More than a month after Howard County's Historic District Commission voted to deny a proposal to build 27 townhouses on Fels Lane in Ellicott City, the developer has announced that he plans to build anyway.
Michael Pfau, president of Trinity Homes Inc., and his lawyer, Thomas M. Meachum, claimed that the commission did not deny Pfau's proposal within the 45 days required by law. The commission approved the development by default, they said.
In a letter dated Tuesday, Pfau's lawyer requested a certificate of approval from the commission so the project can proceed.
"The application is deemed approved, and any action to the contrary is a nullity," Meachum wrote.
But Thomas P. Carbo, legal adviser to the commission, disagreed. He said members acted "properly and in a timely fashion and within their rules."

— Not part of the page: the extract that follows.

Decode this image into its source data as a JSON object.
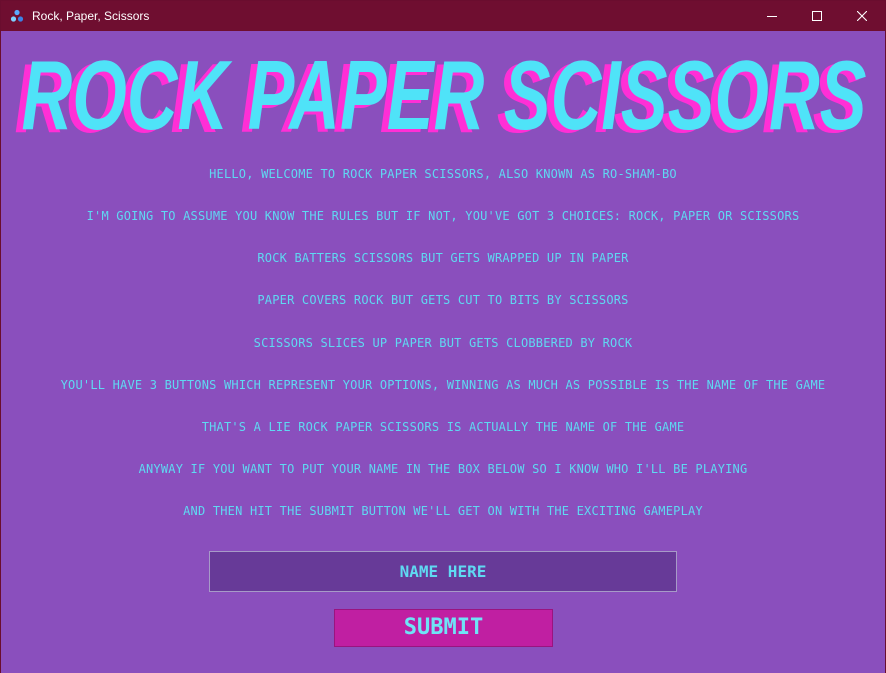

The commission held the last of three Fels Lane hearings Nov. 5 and had until Dec. 21 to act. Although it voted to deny the development Nov. 23 -- within 45 days -- it did not file a signed document until Dec. 30.
According to the Howard County Code, "Failure of the commission to act within 45 days from the date an application is heard shall constitute approval" unless the applicant and the commission agree on an extension.
Stephen R. Bockmiller, the commission's administrative assistant in the Office of Planning and Zoning, said the dispute boils down to interpretation of the law.
"The actual written decision was signed after 45 days. However, the commission made its decision within 45 days," he said. He would not give an opinion on the matter.
The commission voted last night to defer action on the application so that residents can respond to the developer's letter. It will take up the issue next month.
Some residents who testified at the hearings are upset. They received a copy of Meachum's letter to the commission Wednesday.
Arnold Sanders, who has lived in the historic district for 10 years and who testified before the commission, said he is upset that "the expressed will of the board would in some way be overturned because of a piece of paper."
"What astonishes me is the long delay in that paperwork," he said.
Sanders said he opposed the development because "it made no attempt to resemble in either materials or design any of the native architecture."
He said he worries that Pfau's project could open the way to similar developments.
"It would be an impetus to create kind of [a] historical district around the historic district," he said. "Eventually they'll ruin what they're building around and by then they'll have made their money and they'll have moved on."
Kristine Copeman, who lives on Park Avenue overlooking the proposed development, said she worries that the townhouses would be visible from Main Street and that the project would add to traffic problems in the congested area.
"We have to decide what type of town we're going to be," she said. "People like this town because we're this quaint little mill town surrounded by suburbia. There's nothing we can do about suburbia encroaching on our borders but there is something we can do about keeping the integrity of the historic district. I want it to remain a quaint little mill town surrounded by trees."
The Fels Lane property is zoned for townhouses, and the commission does not have the power to change that. But members can reject a development plan if the architecture does not fit in the historic district or if they feel it would negatively affect the district.
The six members present at the Nov. 23 meeting voted unanimously to deny Pfau's proposal. One said it was a "Columbia-style development" that would detract from Ellicott City's historic value.
Others worried that the proposed materials -- including vinyl shutters and fiber-cement siding -- would not fit into the architecture of the historic district; that the wooden decks would be visible from Main Street; that the facades of the townhouses are too uniform; and that the development would detract from the 70-year-old stone structure already on the property.
Yesterday, Pfau defended his development plans.
"What I'm doing here is all within the guidelines," he said. "It's a first-class community." He said it was "unreasonable" and "almost an injustice" that the commission voted against his project in the first place.
"They just don't want development," he said. "It doesn't matter what I put there, they just don't want it. Any excuse will do."
Pub Date: 1/08/99